Segment Start: DATASET RECORDS

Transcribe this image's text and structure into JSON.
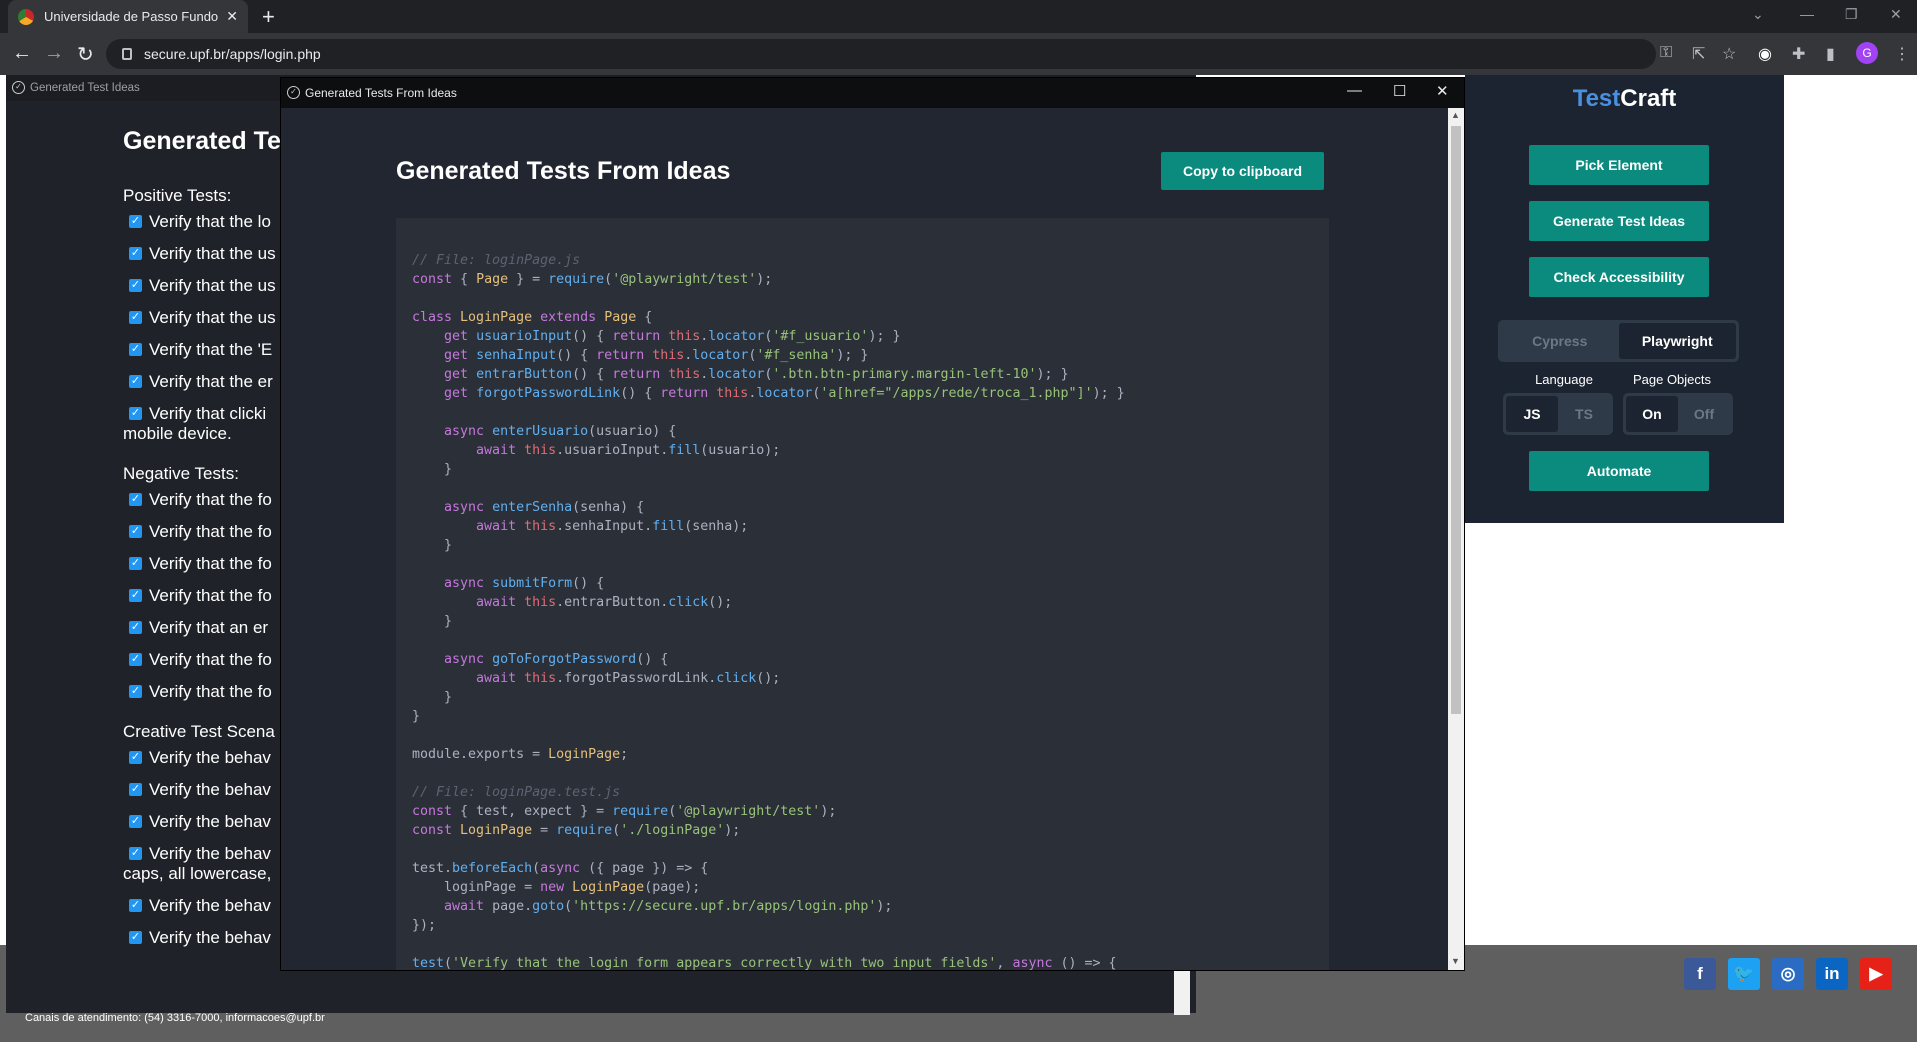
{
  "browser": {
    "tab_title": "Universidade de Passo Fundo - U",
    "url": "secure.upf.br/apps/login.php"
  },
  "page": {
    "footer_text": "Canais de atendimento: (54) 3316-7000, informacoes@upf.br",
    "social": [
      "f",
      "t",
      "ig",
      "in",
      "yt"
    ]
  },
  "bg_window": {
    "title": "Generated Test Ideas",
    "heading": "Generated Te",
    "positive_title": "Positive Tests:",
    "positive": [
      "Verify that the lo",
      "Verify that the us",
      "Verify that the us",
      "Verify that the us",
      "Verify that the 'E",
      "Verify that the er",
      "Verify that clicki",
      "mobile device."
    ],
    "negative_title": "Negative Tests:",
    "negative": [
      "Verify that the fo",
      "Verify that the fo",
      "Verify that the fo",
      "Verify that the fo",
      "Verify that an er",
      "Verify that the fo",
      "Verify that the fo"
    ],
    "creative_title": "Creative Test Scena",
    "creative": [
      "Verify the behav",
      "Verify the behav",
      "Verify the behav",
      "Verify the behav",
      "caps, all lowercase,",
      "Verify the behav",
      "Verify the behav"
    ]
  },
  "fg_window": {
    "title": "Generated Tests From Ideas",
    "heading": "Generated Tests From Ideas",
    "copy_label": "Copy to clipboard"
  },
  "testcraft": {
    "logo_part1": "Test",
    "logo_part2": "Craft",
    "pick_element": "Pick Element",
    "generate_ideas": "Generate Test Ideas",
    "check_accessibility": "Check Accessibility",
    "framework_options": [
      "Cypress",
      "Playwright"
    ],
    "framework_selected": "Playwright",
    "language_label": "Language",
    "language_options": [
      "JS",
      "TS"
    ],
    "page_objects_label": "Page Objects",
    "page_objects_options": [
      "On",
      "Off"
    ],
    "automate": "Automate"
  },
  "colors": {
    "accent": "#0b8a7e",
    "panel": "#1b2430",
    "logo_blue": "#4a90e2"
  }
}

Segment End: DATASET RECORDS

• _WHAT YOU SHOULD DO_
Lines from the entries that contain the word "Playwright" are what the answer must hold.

• _THE ANSWER_
      "Playwright"
    "framework_selected": "Playwright",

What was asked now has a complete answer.